It was my kid.
But after days of intense care, he wasn’t stabilizing. He was calm with me but feisty with everyone else. The emergency vet has a policy of no personal effects with the pets, but they let me bring his bed from home to see if that could reduce the stress a bit. He barely touches the bed when he’s home, but he stayed in it all Friday night. The reduction in stress didn’t really help, though, except to make him more comfortable. His glucose levels were still too high and his electrolytes were too low, despite insulin every four hours and a constant drip of enriched fluids. The emergency vet was willing to tell us what his regular vet wasn’t: at most, Aristotle had a year left, but the chances were high (like 90%) that IF he came out of DKA this time, which was not only not guaranteed but at this point not very likely, he would definitely crash into it again. When they brought him into the exam room for us to see, we could hear his wheezing from across the room. He’s an enormously fat cat, so he’s wheezed for years, but only ever when he was on his back or side. Now he was wheezing when he was sitting or laying normally, indicative of early congestive heart failure.
He wasn’t going to get better, and he wasn’t going to be comfortable.
The decision to let him go was the hardest I’ve ever made in my life. I knew Friday evening that it was something I needed to seriously consider, but at first all I could do was sit there and sob. Thirteen years Aristotle has been part of our family. He’s the reason we know that you can return a ladder to Home Depot if the only thing you use it for is to get a cat out of a tree. He’s the reason my poor penguin Pillow Pet looks disfigured, because Aristotle decided that was HIS penguin. He’s the reason I know cats actually pay attention to what people are doing in the bathroom- ten years ago, I kept forgetting to change his litter box, so he’d piss in the toilet and then paw at the handle to try to flush it.
Aristotle has been with me through four houses, six apartments, and eleven moves. We drove all the way to Colorado and back, and he hates seeing what’s outside the car when he travels, so he chilled all day in a laundry basket covered with a towel, and then explored the hotel rooms at night. He never minded when I was having a bad day and cried all over him as we snuggled, and he LOVED to cuddle up to my best friend whenever she came to visit, even knowing she was just going to shove him off the bed.

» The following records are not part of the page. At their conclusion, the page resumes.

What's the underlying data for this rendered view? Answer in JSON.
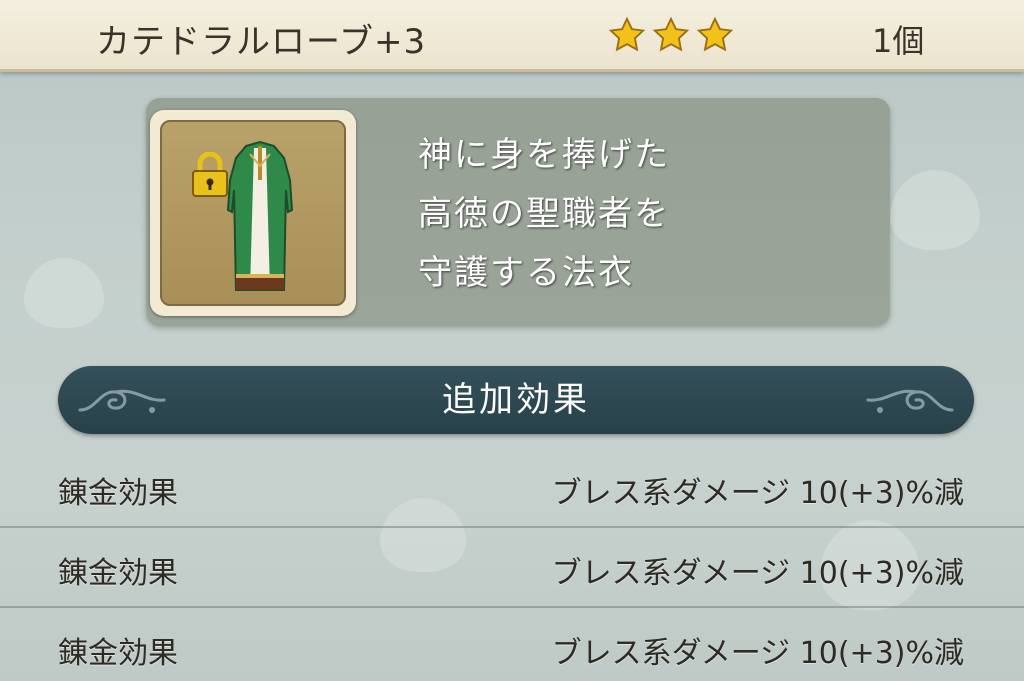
{
  "item": {
    "name": "カテドラルローブ+3",
    "stars": 3,
    "count": "1個",
    "icon": "robe-icon",
    "locked": true,
    "description": [
      "神に身を捧げた",
      "高徳の聖職者を",
      "守護する法衣"
    ]
  },
  "section": {
    "title": "追加効果"
  },
  "effects": [
    {
      "name": "錬金効果",
      "value": "ブレス系ダメージ  10(+3)%減"
    },
    {
      "name": "錬金効果",
      "value": "ブレス系ダメージ  10(+3)%減"
    },
    {
      "name": "錬金効果",
      "value": "ブレス系ダメージ  10(+3)%減"
    }
  ],
  "colors": {
    "star": "#f2c21b",
    "banner": "#2f4a53",
    "robe_green": "#2f8a4a",
    "lock": "#e8c21a"
  }
}
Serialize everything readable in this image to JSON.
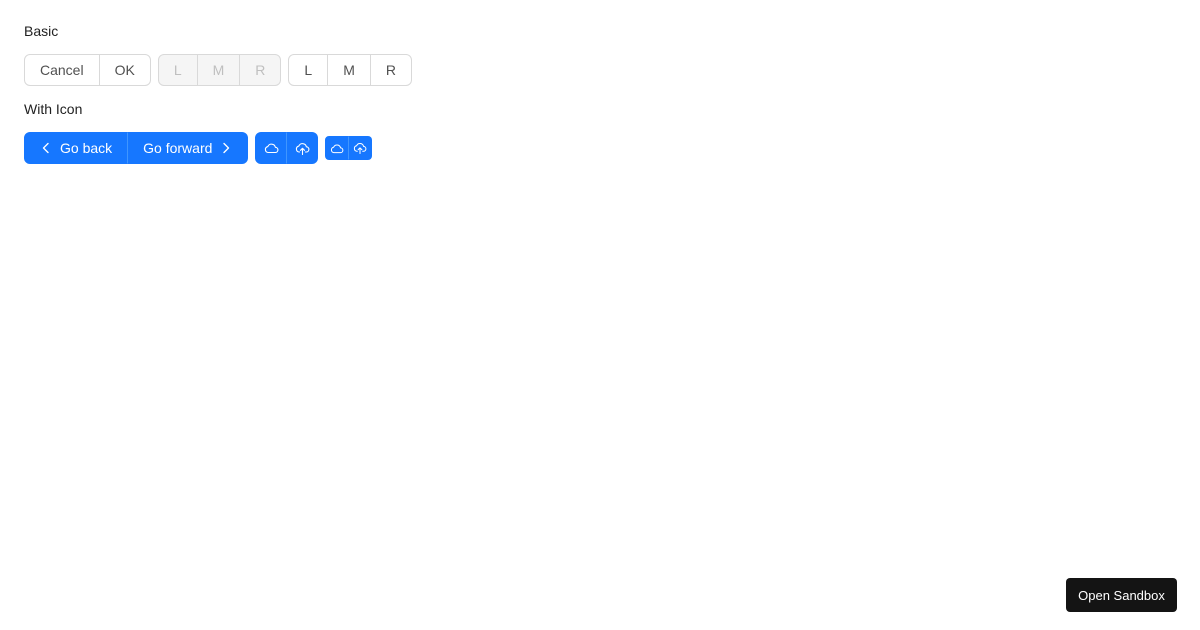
{
  "sections": {
    "basic_title": "Basic",
    "icon_title": "With Icon"
  },
  "basic": {
    "group1": [
      "Cancel",
      "OK"
    ],
    "group2_disabled": [
      "L",
      "M",
      "R"
    ],
    "group3": [
      "L",
      "M",
      "R"
    ]
  },
  "with_icon": {
    "go_back": "Go back",
    "go_forward": "Go forward",
    "icons": [
      "chevron-left-icon",
      "chevron-right-icon",
      "cloud-icon",
      "cloud-upload-icon"
    ]
  },
  "sandbox_button": "Open Sandbox",
  "colors": {
    "primary": "#1677ff",
    "border": "#d9d9d9",
    "disabled_bg": "#f5f5f5",
    "disabled_text": "#bfbfbf",
    "sandbox_bg": "#141414"
  }
}
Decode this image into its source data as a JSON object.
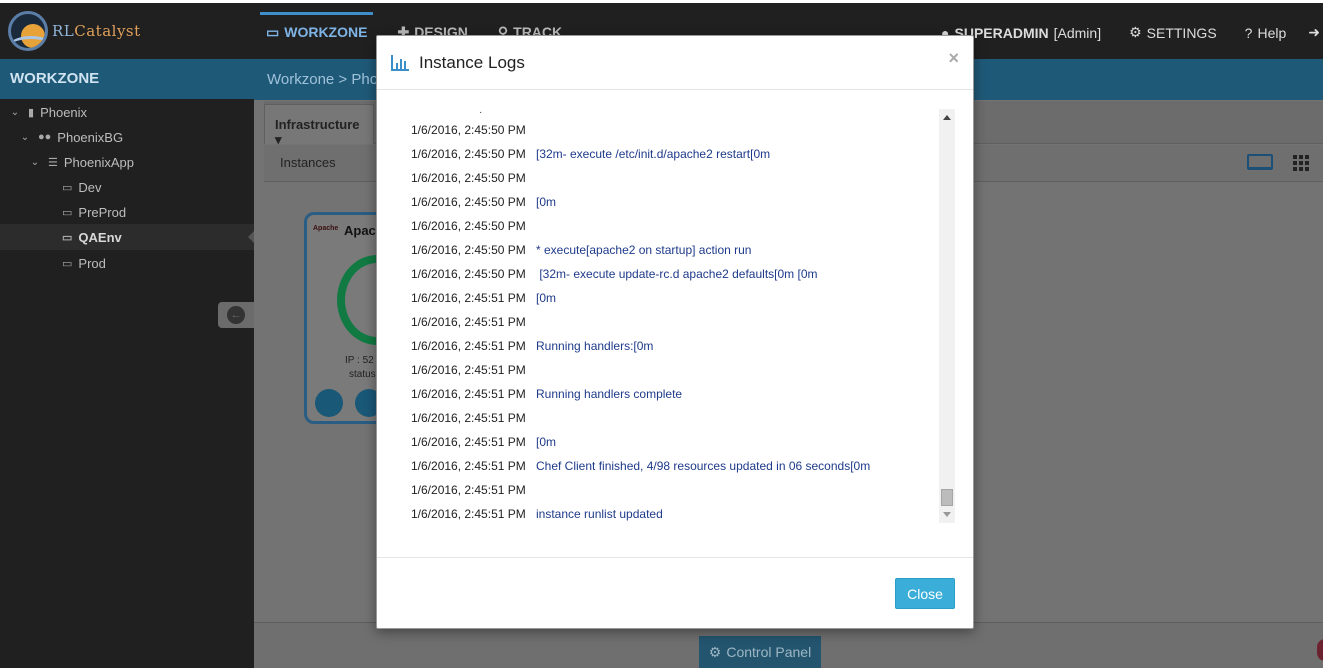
{
  "brand": {
    "prefix": "RL",
    "name": "Catalyst"
  },
  "topnav": {
    "items": [
      {
        "label": "WORKZONE",
        "icon": "credit-card-icon",
        "active": true
      },
      {
        "label": "DESIGN",
        "icon": "design-icon",
        "active": false
      },
      {
        "label": "TRACK",
        "icon": "track-icon",
        "active": false
      }
    ]
  },
  "usernav": {
    "user": "SUPERADMIN",
    "role": "[Admin]",
    "settings": "SETTINGS",
    "help": "Help"
  },
  "sidebar": {
    "title": "WORKZONE",
    "tree": [
      {
        "label": "Phoenix",
        "icon": "building-icon"
      },
      {
        "label": "PhoenixBG",
        "icon": "users-icon"
      },
      {
        "label": "PhoenixApp",
        "icon": "server-icon"
      },
      {
        "label": "Dev",
        "icon": "monitor-icon"
      },
      {
        "label": "PreProd",
        "icon": "monitor-icon"
      },
      {
        "label": "QAEnv",
        "icon": "monitor-icon",
        "selected": true
      },
      {
        "label": "Prod",
        "icon": "monitor-icon"
      }
    ]
  },
  "main": {
    "breadcrumb": "Workzone > Pho",
    "tab": "Infrastructure",
    "subtab": "Instances",
    "card": {
      "logo": "Apache",
      "title": "Apac",
      "ip": "IP : 52",
      "status": "status"
    },
    "control_panel": "Control Panel"
  },
  "modal": {
    "title": "Instance Logs",
    "close_x": "×",
    "close_button": "Close",
    "logs": [
      {
        "ts": "1/6/2016, 2:45:50 PM",
        "msg": ""
      },
      {
        "ts": "1/6/2016, 2:45:50 PM",
        "msg": "[32m- execute /etc/init.d/apache2 restart[0m"
      },
      {
        "ts": "1/6/2016, 2:45:50 PM",
        "msg": ""
      },
      {
        "ts": "1/6/2016, 2:45:50 PM",
        "msg": "[0m"
      },
      {
        "ts": "1/6/2016, 2:45:50 PM",
        "msg": ""
      },
      {
        "ts": "1/6/2016, 2:45:50 PM",
        "msg": "* execute[apache2 on startup] action run"
      },
      {
        "ts": "1/6/2016, 2:45:50 PM",
        "msg": " [32m- execute update-rc.d apache2 defaults[0m [0m"
      },
      {
        "ts": "1/6/2016, 2:45:51 PM",
        "msg": "[0m"
      },
      {
        "ts": "1/6/2016, 2:45:51 PM",
        "msg": ""
      },
      {
        "ts": "1/6/2016, 2:45:51 PM",
        "msg": "Running handlers:[0m"
      },
      {
        "ts": "1/6/2016, 2:45:51 PM",
        "msg": ""
      },
      {
        "ts": "1/6/2016, 2:45:51 PM",
        "msg": "Running handlers complete"
      },
      {
        "ts": "1/6/2016, 2:45:51 PM",
        "msg": ""
      },
      {
        "ts": "1/6/2016, 2:45:51 PM",
        "msg": "[0m"
      },
      {
        "ts": "1/6/2016, 2:45:51 PM",
        "msg": "Chef Client finished, 4/98 resources updated in 06 seconds[0m"
      },
      {
        "ts": "1/6/2016, 2:45:51 PM",
        "msg": ""
      },
      {
        "ts": "1/6/2016, 2:45:51 PM",
        "msg": "instance runlist updated"
      }
    ]
  },
  "colors": {
    "accent": "#3a8fc9",
    "header_blue": "#2b7da8",
    "close_button": "#3aaed8",
    "log_text": "#1e3a8a"
  }
}
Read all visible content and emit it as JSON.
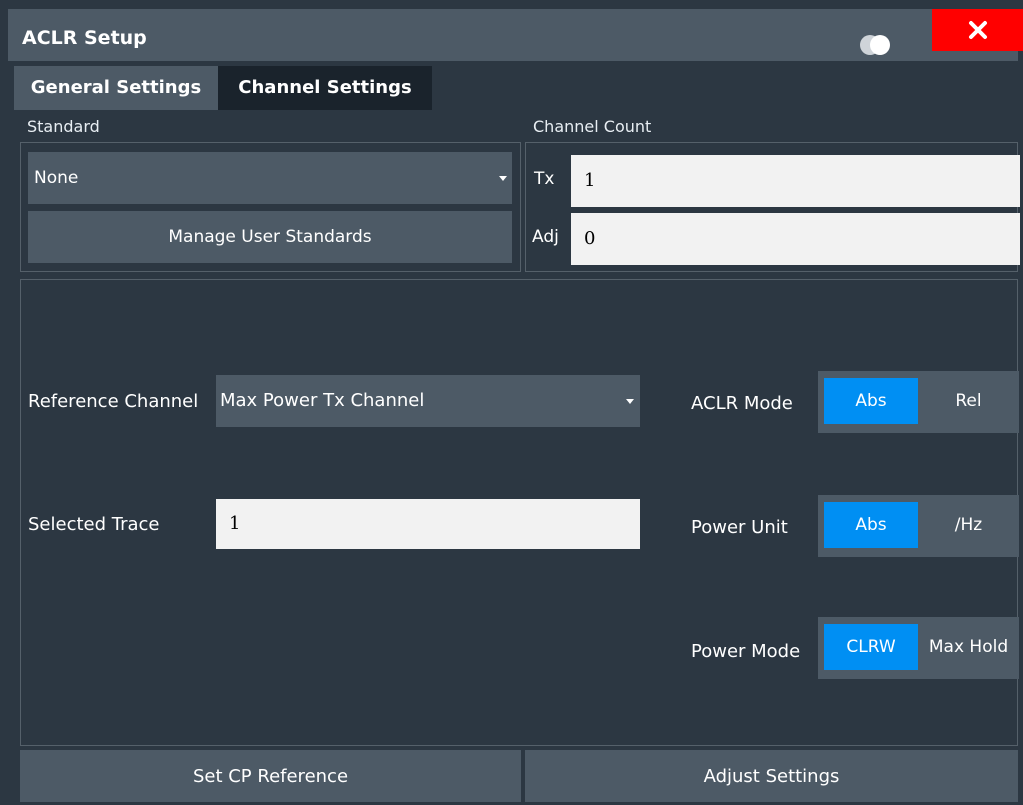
{
  "window": {
    "title": "ACLR Setup",
    "close_symbol": "✕",
    "icons": [
      "toggle-icon",
      "close-icon",
      "dropdown-caret-icon"
    ]
  },
  "tabs": [
    {
      "label": "General Settings",
      "active": true
    },
    {
      "label": "Channel Settings",
      "active": false
    }
  ],
  "standard": {
    "label": "Standard",
    "selected": "None",
    "manage_button": "Manage User Standards"
  },
  "channel_count": {
    "label": "Channel Count",
    "tx_label": "Tx",
    "tx_value": "1",
    "adj_label": "Adj",
    "adj_value": "0"
  },
  "reference_channel": {
    "label": "Reference Channel",
    "selected": "Max Power Tx Channel"
  },
  "selected_trace": {
    "label": "Selected Trace",
    "value": "1"
  },
  "aclr_mode": {
    "label": "ACLR Mode",
    "options": [
      "Abs",
      "Rel"
    ],
    "selected": "Abs"
  },
  "power_unit": {
    "label": "Power Unit",
    "options": [
      "Abs",
      "/Hz"
    ],
    "selected": "Abs"
  },
  "power_mode": {
    "label": "Power Mode",
    "options": [
      "CLRW",
      "Max Hold"
    ],
    "selected": "CLRW"
  },
  "buttons": {
    "set_cp_reference": "Set CP Reference",
    "adjust_settings": "Adjust Settings"
  },
  "colors": {
    "background": "#2c3742",
    "panel": "#4d5a66",
    "accent": "#008ff3",
    "close": "#ff0000",
    "input_bg": "#f2f2f2"
  }
}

Honestly, I think that was his favorite part, trying to see how long he could be there before she noticed him and pushed him away. (she’s allergic to cats, by the way, not being hateful). I always had to do the Stingray Shuffle on the way to the bathroom at night because I never knew if he was going to be sleeping right where I needed to put my feet. He’d pounce on your shoes as soon as you took them off, wrapping himself around them and shoving his whole head inside, the stinkier the better. And when he was upset, if there’d been a sudden bang or a knock on the door, if something was stressing him out if we were at the vet’s, he’d curl up close and bury his head down my shirt.
So here’s to Aristotle. I’m grateful for his love and companionship, for his playfulness, his mellowness, I’m grateful for the joy he brought me and the comfort he gave me. Letting him go was the hardest thing I’ve ever done, but he died loved, he died calm and comfortable, not in pain and panic and fear, and he fell asleep in my arms.